### Collection entries
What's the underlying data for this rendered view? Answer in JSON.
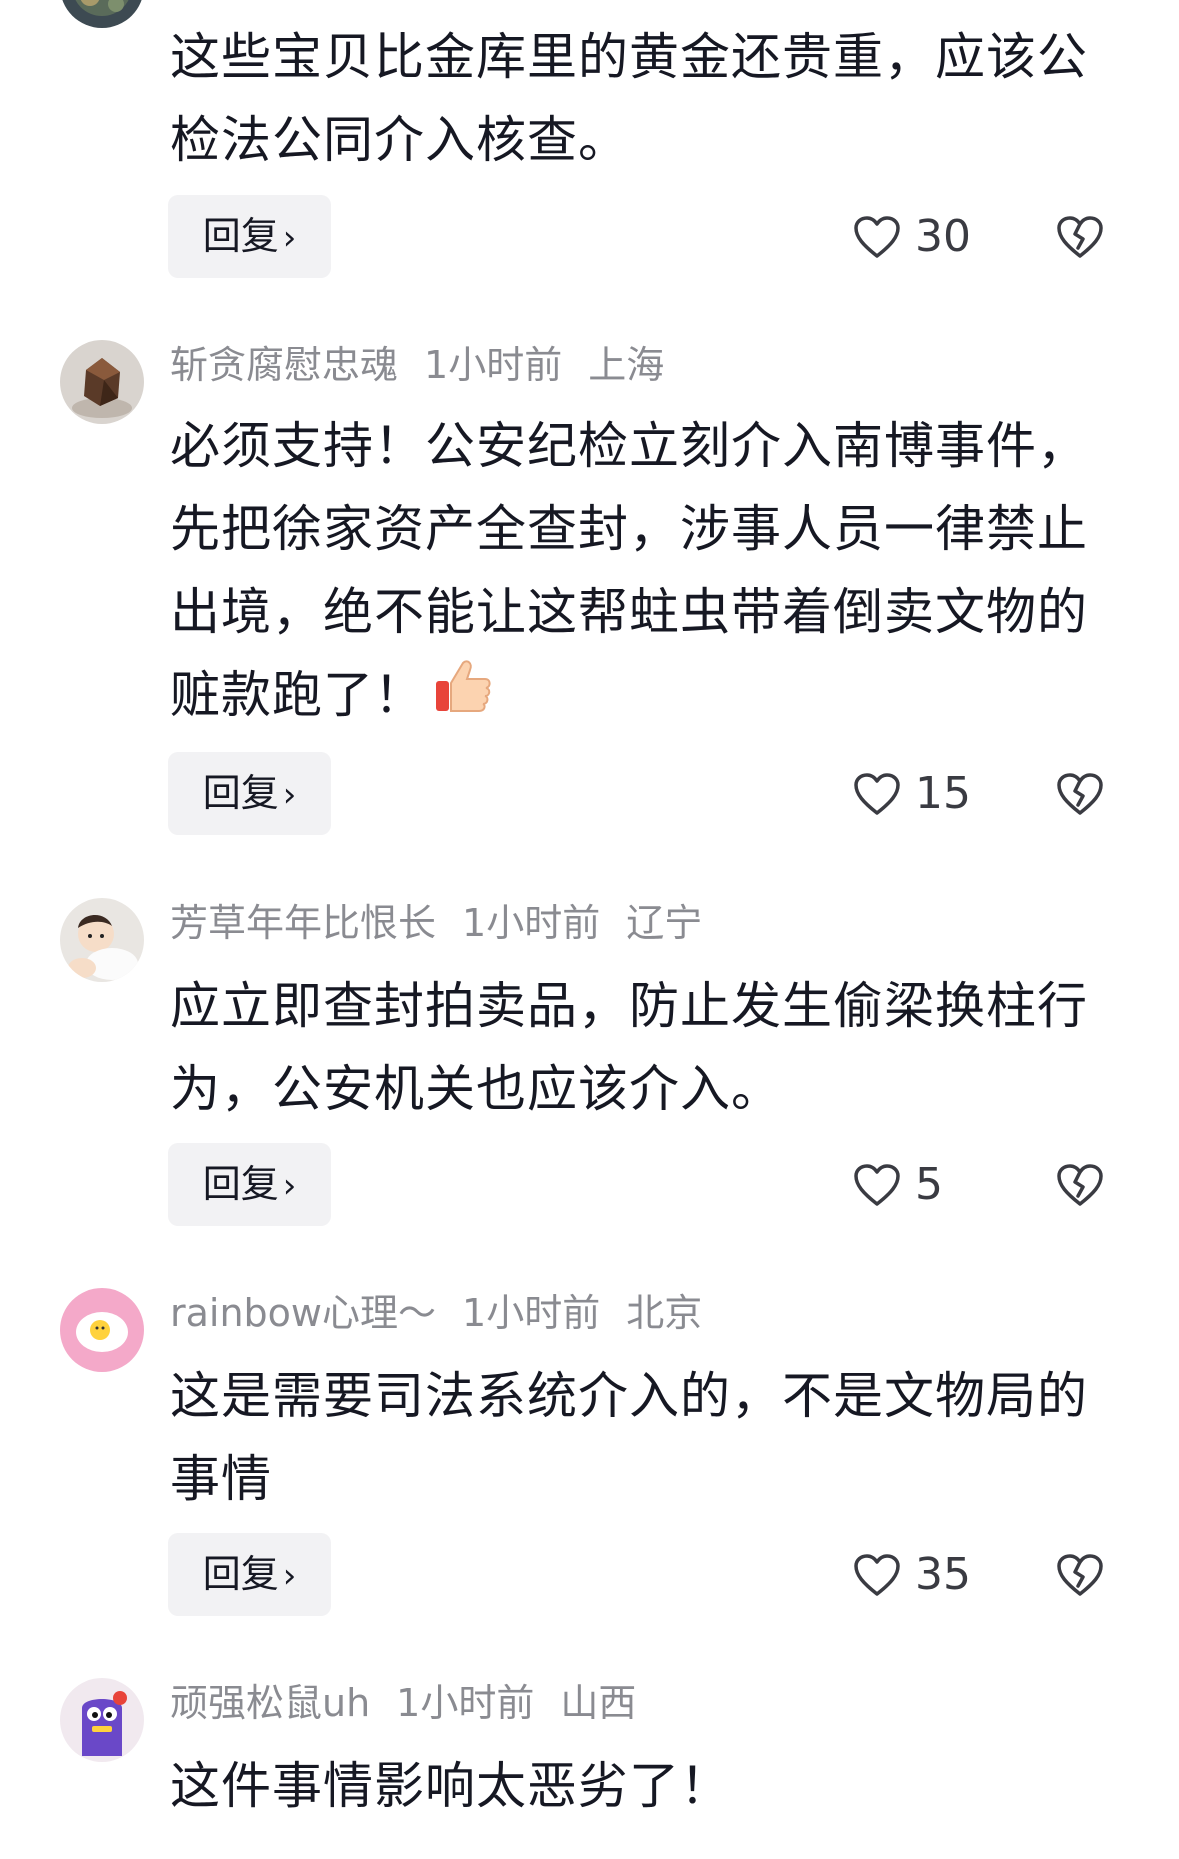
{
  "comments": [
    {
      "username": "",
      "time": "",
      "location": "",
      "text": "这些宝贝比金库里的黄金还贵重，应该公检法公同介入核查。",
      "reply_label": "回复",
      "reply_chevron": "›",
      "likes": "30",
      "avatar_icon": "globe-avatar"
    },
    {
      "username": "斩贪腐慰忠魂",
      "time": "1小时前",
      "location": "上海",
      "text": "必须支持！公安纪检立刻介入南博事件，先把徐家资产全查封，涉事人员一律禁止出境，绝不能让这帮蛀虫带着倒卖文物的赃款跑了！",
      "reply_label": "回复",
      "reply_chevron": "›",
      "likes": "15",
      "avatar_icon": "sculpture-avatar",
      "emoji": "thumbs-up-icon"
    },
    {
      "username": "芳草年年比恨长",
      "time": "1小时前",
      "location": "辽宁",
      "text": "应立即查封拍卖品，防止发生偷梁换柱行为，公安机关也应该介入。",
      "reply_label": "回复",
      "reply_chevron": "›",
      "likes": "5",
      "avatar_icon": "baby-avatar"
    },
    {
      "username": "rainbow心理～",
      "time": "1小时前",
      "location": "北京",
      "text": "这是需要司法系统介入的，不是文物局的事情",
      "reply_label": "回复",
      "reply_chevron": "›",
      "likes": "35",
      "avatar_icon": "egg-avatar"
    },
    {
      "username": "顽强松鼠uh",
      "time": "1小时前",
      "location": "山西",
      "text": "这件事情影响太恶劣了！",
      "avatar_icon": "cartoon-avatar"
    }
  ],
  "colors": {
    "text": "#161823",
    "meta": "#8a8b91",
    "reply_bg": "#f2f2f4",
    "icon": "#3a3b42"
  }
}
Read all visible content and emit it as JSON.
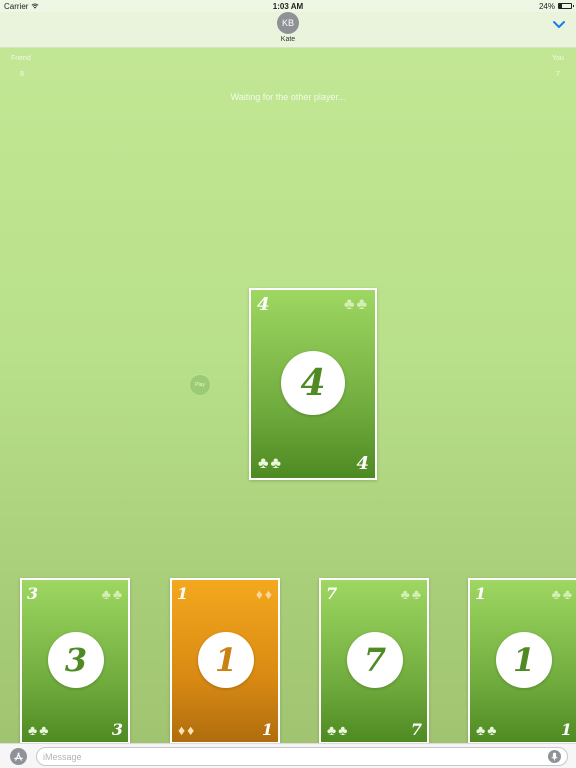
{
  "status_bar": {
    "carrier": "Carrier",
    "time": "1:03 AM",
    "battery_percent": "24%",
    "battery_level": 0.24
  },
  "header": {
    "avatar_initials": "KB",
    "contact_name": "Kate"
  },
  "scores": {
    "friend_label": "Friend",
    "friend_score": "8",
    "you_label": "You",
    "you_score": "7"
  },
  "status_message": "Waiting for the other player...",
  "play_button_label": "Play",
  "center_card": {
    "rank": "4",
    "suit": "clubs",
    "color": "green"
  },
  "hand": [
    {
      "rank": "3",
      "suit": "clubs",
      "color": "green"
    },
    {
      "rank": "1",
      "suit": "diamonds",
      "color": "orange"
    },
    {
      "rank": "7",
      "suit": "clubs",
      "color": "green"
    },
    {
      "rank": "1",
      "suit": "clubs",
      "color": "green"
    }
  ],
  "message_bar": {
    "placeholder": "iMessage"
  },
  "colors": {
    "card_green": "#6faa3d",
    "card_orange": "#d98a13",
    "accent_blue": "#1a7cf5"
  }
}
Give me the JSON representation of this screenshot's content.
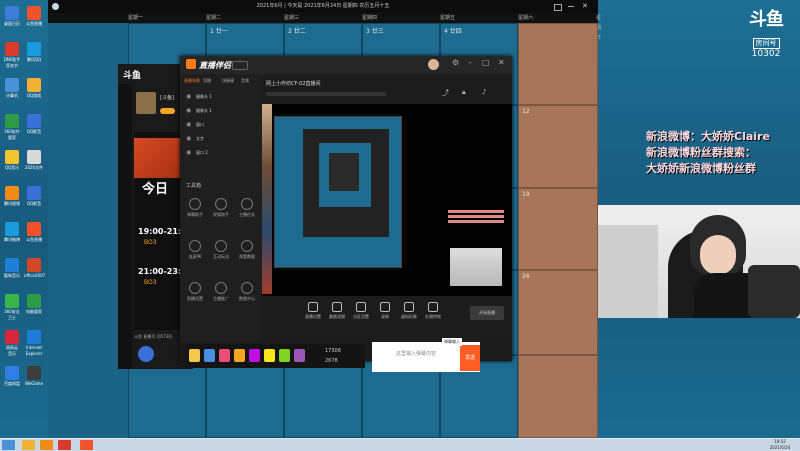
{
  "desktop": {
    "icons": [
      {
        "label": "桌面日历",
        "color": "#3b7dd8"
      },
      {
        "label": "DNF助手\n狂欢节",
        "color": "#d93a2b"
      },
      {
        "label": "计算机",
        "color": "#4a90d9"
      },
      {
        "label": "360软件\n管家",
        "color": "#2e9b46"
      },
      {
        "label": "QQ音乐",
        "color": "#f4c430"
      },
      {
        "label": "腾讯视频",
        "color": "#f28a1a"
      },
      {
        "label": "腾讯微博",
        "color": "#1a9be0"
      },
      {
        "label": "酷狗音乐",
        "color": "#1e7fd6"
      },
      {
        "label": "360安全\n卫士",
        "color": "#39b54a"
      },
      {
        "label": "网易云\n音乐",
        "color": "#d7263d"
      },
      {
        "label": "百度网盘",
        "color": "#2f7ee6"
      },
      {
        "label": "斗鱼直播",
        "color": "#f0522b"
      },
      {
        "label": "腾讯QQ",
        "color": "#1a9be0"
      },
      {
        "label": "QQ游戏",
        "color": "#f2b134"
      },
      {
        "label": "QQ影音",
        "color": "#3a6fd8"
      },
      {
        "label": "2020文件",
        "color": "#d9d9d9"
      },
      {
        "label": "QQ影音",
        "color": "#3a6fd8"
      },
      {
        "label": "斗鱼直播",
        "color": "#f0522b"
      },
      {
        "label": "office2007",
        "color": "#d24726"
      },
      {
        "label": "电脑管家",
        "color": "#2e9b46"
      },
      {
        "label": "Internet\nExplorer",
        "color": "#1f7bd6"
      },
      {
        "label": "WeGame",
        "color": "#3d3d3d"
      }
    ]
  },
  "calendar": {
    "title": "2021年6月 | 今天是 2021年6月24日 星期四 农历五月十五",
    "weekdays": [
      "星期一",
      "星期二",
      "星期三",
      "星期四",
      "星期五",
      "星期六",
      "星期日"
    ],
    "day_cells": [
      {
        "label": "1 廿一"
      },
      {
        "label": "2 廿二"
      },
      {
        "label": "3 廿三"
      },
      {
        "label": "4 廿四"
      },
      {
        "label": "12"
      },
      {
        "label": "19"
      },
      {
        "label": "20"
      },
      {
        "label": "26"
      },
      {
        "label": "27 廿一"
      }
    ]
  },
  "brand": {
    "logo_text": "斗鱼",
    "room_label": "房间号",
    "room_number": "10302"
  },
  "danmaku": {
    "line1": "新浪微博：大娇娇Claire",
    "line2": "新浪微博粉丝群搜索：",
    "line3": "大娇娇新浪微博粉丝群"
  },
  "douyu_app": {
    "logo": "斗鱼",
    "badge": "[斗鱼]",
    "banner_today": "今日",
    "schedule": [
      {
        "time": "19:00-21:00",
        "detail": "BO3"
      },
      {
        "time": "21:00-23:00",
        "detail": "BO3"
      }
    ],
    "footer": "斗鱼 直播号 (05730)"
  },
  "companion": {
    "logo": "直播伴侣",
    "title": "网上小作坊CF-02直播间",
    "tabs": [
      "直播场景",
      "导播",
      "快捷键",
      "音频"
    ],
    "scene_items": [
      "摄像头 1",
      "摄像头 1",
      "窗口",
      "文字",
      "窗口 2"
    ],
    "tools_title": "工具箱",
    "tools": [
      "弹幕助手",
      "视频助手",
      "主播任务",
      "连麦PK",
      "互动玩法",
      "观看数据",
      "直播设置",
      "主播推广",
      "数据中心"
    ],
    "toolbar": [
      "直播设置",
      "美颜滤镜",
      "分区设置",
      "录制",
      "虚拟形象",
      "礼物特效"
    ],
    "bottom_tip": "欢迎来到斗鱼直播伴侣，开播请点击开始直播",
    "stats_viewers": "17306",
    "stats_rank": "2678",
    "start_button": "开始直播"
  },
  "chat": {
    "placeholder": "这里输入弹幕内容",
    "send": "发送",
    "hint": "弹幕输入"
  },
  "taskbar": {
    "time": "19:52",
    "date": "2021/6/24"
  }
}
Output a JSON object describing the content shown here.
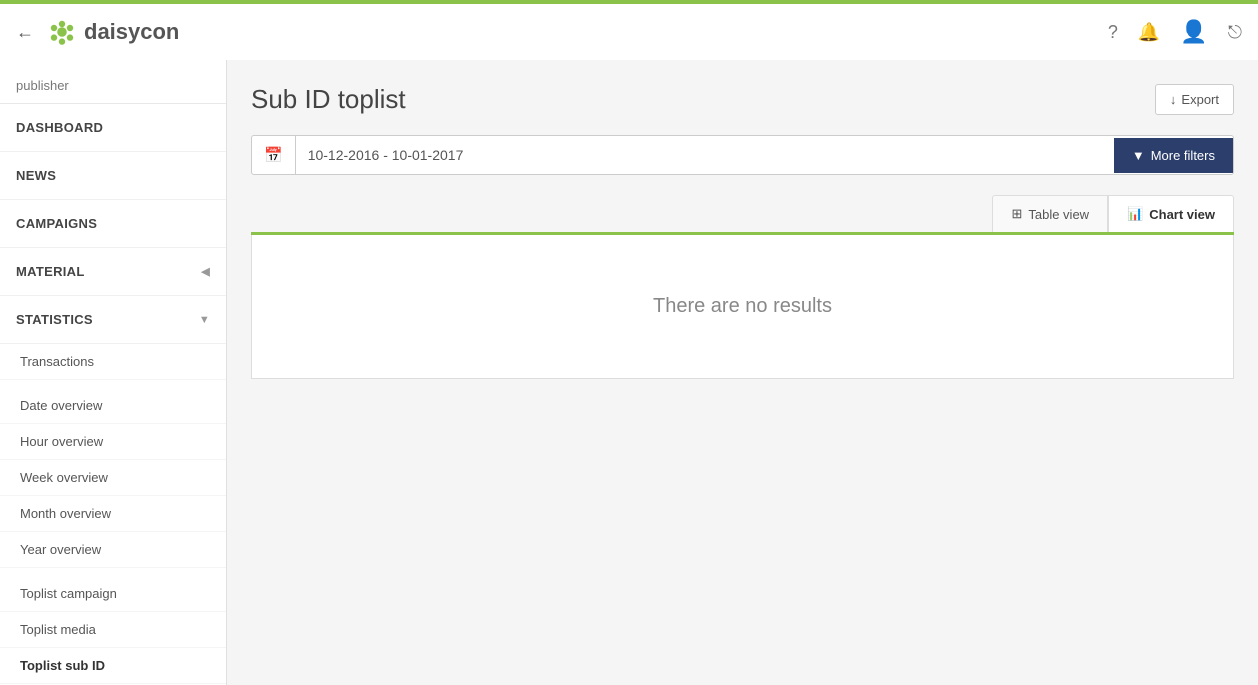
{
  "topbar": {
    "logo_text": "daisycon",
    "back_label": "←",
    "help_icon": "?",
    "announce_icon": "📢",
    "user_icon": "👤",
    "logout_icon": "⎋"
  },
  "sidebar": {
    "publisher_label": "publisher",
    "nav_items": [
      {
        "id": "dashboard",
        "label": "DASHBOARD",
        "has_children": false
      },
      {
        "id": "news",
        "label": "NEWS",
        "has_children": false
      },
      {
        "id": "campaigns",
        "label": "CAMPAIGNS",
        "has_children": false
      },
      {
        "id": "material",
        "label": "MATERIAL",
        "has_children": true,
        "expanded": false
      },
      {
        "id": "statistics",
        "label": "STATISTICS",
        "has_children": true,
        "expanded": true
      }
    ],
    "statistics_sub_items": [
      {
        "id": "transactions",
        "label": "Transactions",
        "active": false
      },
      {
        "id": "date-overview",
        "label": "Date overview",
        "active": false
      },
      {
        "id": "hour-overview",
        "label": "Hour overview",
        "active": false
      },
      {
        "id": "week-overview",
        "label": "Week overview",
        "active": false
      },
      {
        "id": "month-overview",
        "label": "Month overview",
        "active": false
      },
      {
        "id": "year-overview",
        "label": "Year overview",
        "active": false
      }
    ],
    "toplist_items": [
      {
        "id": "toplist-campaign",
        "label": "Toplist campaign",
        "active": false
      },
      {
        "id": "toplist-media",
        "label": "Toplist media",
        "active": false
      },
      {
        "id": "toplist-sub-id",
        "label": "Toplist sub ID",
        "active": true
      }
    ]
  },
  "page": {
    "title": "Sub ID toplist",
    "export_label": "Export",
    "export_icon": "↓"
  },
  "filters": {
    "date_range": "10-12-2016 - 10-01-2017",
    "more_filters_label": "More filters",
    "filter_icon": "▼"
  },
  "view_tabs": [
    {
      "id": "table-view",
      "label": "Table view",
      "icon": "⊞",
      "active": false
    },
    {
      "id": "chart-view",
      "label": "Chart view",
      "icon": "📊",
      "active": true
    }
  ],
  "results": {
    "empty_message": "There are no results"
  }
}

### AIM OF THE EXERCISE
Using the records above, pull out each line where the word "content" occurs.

### RESPONSE TO THE TASK
Read all visible content and emit it as JSON.
Give me the JSON representation of this screenshot's content.
Output a JSON object describing the content shown here.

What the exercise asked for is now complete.